I’ve always preferred using math as a tool for solving real-world problems. To do that, we may need to simplify the problem’s complexity and come up with new ways to apply our math skills. That’s why I’ve always appreciated apps and games that force us to practice our higher-order thinking skills.
Zap Zap Math is a great example of such an app. It includes plenty of fresh and fun game mechanics that help kids ages 4-7 to practice with their math skills. But, it’s not just a collection of simple math drills. Instead, it consists of problems and challenges that require you to analyze, simplify, and perform many mental calculations.
Zap Zap Math organizes the games into topics based on the Common Core Standards. The first game that you can play is popping bubbles of tens, hundreds, and thousands, to construct a given number. For example, to construct the number 27, you’ll need to pop a bubble of ten into 10 units of ones and tap seven of them. Then, you’ll tap two more bubbles of ten.
Popping a hundred-bubble will give you 10 new bubbles of ten. The same principle applies when you pop a thousand-bubble into 10 new bubbles of hundreds. With this, you can create any number that is requested or would be produced by a given equation.
Zap Zap Math also includes basic geometric games, such as identifying triangles, quadrilaterals, pentagons, and hexagons. It also includes more familiar mechanics, such as true/false quizzes about multiplications, and choosing more or less operators for the provided number pairs.
Parents Need to Know
Each game in Zap Zap Math has five difficulty levels. You unlock them one at a time by performing well in the current level. To play higher levels, simply tap the Mastery button when you complete a level. These difficulty levels help to keep the games challenging for kids ages 4-7.
Some of the games in Zap Zap Math are fast-paced games with time limits, which are more appropriate for older kids. Regardless of the difficulty levels, all games are designed to comply with various sections of the Common Core Standards.
Zap Zap Math works great without an Internet connection. It is a completely free app without any in-app purchases, third-party ads, or links to social networks. The developers even promise to update the app with new games every 2 weeks.
Things I Like
I have always been a fan of new game mechanics, and math games are no exception. Three game mechanics that I really like in Zap Zap Math are Excavation, Rescue Line, and Angle Broadcast. In Excavation, you trace connected hexagons to construct a valid addition/subtraction equation. Not only would you be required to mentally construct such equation, but you’d also be required to think visually and imagine how you’d connect the hexagons to construct the equation.
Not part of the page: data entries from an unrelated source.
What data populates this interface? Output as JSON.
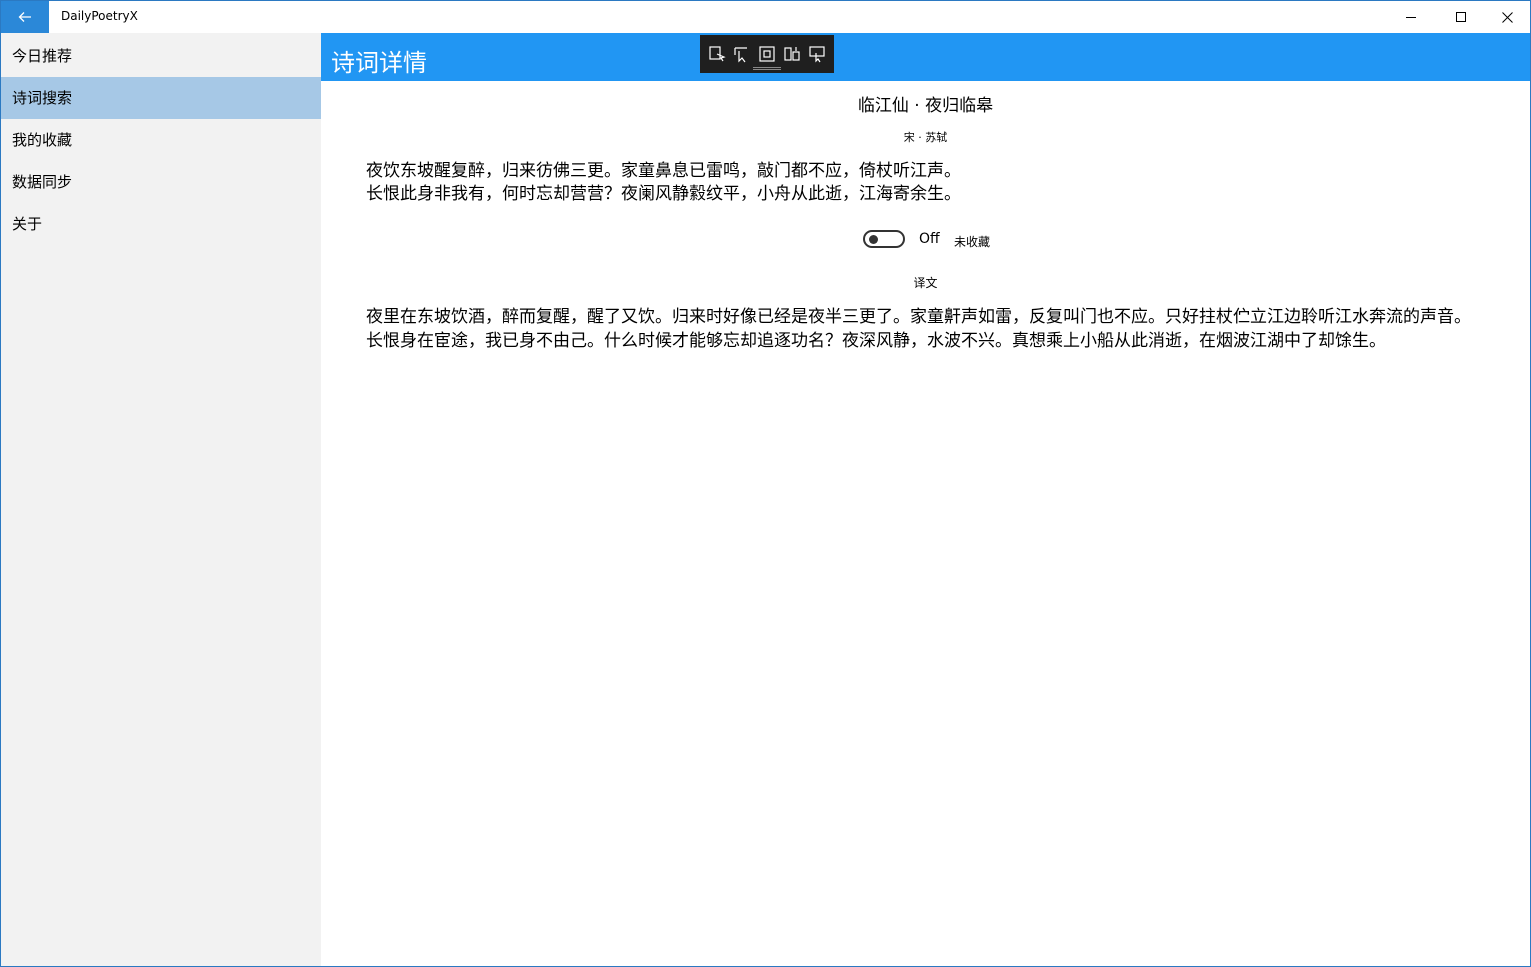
{
  "window": {
    "title": "DailyPoetryX",
    "back_icon": "arrow-left-icon",
    "controls": [
      "minimize-icon",
      "maximize-icon",
      "close-icon"
    ],
    "accent_color": "#2b88d8"
  },
  "sidebar": {
    "background": "#f2f2f2",
    "selected_color": "#a6c8e6",
    "items": [
      {
        "label": "今日推荐"
      },
      {
        "label": "诗词搜索",
        "selected": true
      },
      {
        "label": "我的收藏"
      },
      {
        "label": "数据同步"
      },
      {
        "label": "关于"
      }
    ]
  },
  "header": {
    "title": "诗词详情",
    "color": "#2196f3"
  },
  "debug_toolbar": {
    "icons": [
      "select-element-icon",
      "pointer-select-icon",
      "layout-adorner-icon",
      "track-focus-icon",
      "display-layout-icon"
    ]
  },
  "poem": {
    "title": "临江仙 · 夜归临皋",
    "author": "宋 · 苏轼",
    "lines": [
      "夜饮东坡醒复醉，归来彷佛三更。家童鼻息已雷鸣，敲门都不应，倚杖听江声。",
      "长恨此身非我有，何时忘却营营？夜阑风静縠纹平，小舟从此逝，江海寄余生。"
    ]
  },
  "favorite": {
    "toggle_state": "Off",
    "label": "未收藏",
    "is_on": false
  },
  "translation": {
    "heading": "译文",
    "paragraphs": [
      "夜里在东坡饮酒，醉而复醒，醒了又饮。归来时好像已经是夜半三更了。家童鼾声如雷，反复叫门也不应。只好拄杖伫立江边聆听江水奔流的声音。",
      "长恨身在宦途，我已身不由己。什么时候才能够忘却追逐功名？夜深风静，水波不兴。真想乘上小船从此消逝，在烟波江湖中了却馀生。"
    ]
  }
}
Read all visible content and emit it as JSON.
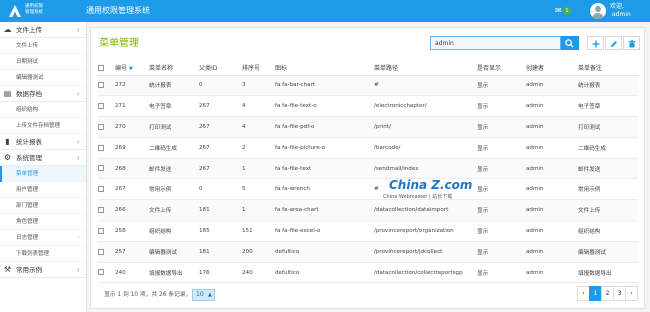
{
  "app": {
    "logo_text_1": "通用权限",
    "logo_text_2": "管理系统",
    "title": "通用权限管理系统"
  },
  "user": {
    "notification_count": "1",
    "welcome": "欢迎,",
    "name": "admin"
  },
  "sidebar": {
    "groups": [
      {
        "label": "文件上传",
        "icon": "cloud-upload-icon",
        "chevron": "‹",
        "items": [
          {
            "label": "文件上传"
          },
          {
            "label": "日期测试"
          },
          {
            "label": "编辑器测试"
          }
        ]
      },
      {
        "label": "数据存档",
        "icon": "archive-icon",
        "chevron": "›",
        "items": [
          {
            "label": "组织结构"
          },
          {
            "label": "上传文件存档管理"
          }
        ]
      },
      {
        "label": "统计报表",
        "icon": "bar-chart-icon",
        "chevron": "›",
        "items": []
      },
      {
        "label": "系统管理",
        "icon": "gear-icon",
        "chevron": "‹",
        "items": [
          {
            "label": "菜单管理",
            "active": true
          },
          {
            "label": "用户管理"
          },
          {
            "label": "部门管理"
          },
          {
            "label": "角色管理"
          },
          {
            "label": "日志管理"
          },
          {
            "label": "下载列表管理"
          }
        ]
      },
      {
        "label": "常用示例",
        "icon": "wrench-icon",
        "chevron": "‹",
        "items": []
      }
    ]
  },
  "main": {
    "title": "菜单管理",
    "search": {
      "value": "admin",
      "placeholder": ""
    },
    "columns": [
      "",
      "编号",
      "菜单名称",
      "父类ID",
      "排序号",
      "图标",
      "菜单路径",
      "是否显示",
      "创建者",
      "菜单备注"
    ],
    "rows": [
      [
        "272",
        "统计报表",
        "0",
        "3",
        "fa fa-bar-chart",
        "#",
        "显示",
        "admin",
        "统计报表"
      ],
      [
        "271",
        "电子签章",
        "267",
        "4",
        "fa fa-file-text-o",
        "/electronicchapter/",
        "显示",
        "admin",
        "电子签章"
      ],
      [
        "270",
        "打印测试",
        "267",
        "4",
        "fa fa-file-pdf-o",
        "/print/",
        "显示",
        "admin",
        "打印测试"
      ],
      [
        "269",
        "二维码生成",
        "267",
        "2",
        "fa fa-file-picture-o",
        "/barcode/",
        "显示",
        "admin",
        "二维码生成"
      ],
      [
        "268",
        "邮件发送",
        "267",
        "1",
        "fa fa-file-text",
        "/sendmail/index",
        "显示",
        "admin",
        "邮件发送"
      ],
      [
        "267",
        "常用示例",
        "0",
        "5",
        "fa fa-wrench",
        "#",
        "显示",
        "admin",
        "常用示例"
      ],
      [
        "266",
        "文件上传",
        "181",
        "1",
        "fa fa-area-chart",
        "/datacollection/dataimport",
        "显示",
        "admin",
        "文件上传"
      ],
      [
        "258",
        "组织结构",
        "185",
        "151",
        "fa fa-file-excel-o",
        "/provincereport/organization",
        "显示",
        "admin",
        "组织结构"
      ],
      [
        "257",
        "编辑器测试",
        "181",
        "200",
        "defultico",
        "/provincereport/jdcollect",
        "显示",
        "admin",
        "编辑器测试"
      ],
      [
        "240",
        "填报数据导出",
        "176",
        "240",
        "defultico",
        "/datacollection/collectreportsgp",
        "显示",
        "admin",
        "填报数据导出"
      ]
    ],
    "footer": {
      "info": "显示 1 到 10 项，共 26 条记录，",
      "page_size": "10"
    },
    "pages": [
      "‹",
      "1",
      "2",
      "3",
      "›"
    ],
    "current_page": "1"
  },
  "watermark": {
    "main": "China Z.com",
    "sub": "China Webmaster | 站长下载"
  },
  "colors": {
    "accent": "#1e9be8",
    "title_green": "#7ab800"
  }
}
The Excavation is also a great example of how many games in Zap Zap Math require you to practice higher-order thinking skills. Instead of just determining whether an equation is valid or not, you are required to construct such equation from 5-7 hexagon elements. Other higher-order thinking skill game examples are the Space Shuttle 2 and 3. Instead of just combining numbers to create a larger number, you may need to subtract the target load volume with the existing cargo before finding a combination of two or three numbers that would fit the target. You clearly need to process the given information, simplify the goal, and perform several mental calculation to find the perfect combination. All of these let you practice your analytical and problem solving skills.
Both Rescue Line and Angle Broadcast are games with excellent potential. In the first one, you can practice measuring with rulers of different scales. With the latter, you can learn how to measure the angles from either end-point. At the time of this writing, there is only one difficulty level made for both games, and I’m really looking forward to what the future updates would bring to these games.
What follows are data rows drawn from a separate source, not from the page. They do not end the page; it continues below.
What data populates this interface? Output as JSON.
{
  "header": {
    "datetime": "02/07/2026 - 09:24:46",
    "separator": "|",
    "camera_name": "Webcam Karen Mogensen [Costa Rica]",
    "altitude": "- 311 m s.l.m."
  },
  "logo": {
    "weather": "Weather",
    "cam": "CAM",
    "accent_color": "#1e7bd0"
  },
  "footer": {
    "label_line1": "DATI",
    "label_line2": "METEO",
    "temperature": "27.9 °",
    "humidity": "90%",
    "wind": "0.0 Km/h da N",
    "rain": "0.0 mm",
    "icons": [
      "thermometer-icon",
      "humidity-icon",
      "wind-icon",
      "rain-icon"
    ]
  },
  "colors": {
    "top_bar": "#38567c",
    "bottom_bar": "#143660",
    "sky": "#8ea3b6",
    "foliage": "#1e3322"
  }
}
One more thing. I really need to give a hat tip to the background music designed for the games. Each game has a different background music, and it really helps to set the mood and have an immersive experience playing the games.
If you're looking for a math drill app that offers fresh game mechanics, you should definitely try Zap Zap Math. It has plenty of fun game mechanics with varying difficulty levels, and is suitable for kids ages 4-7. The best part of it is the fact that the developers promising to update the app by adding new games every couple of weeks.
App was suggested to us.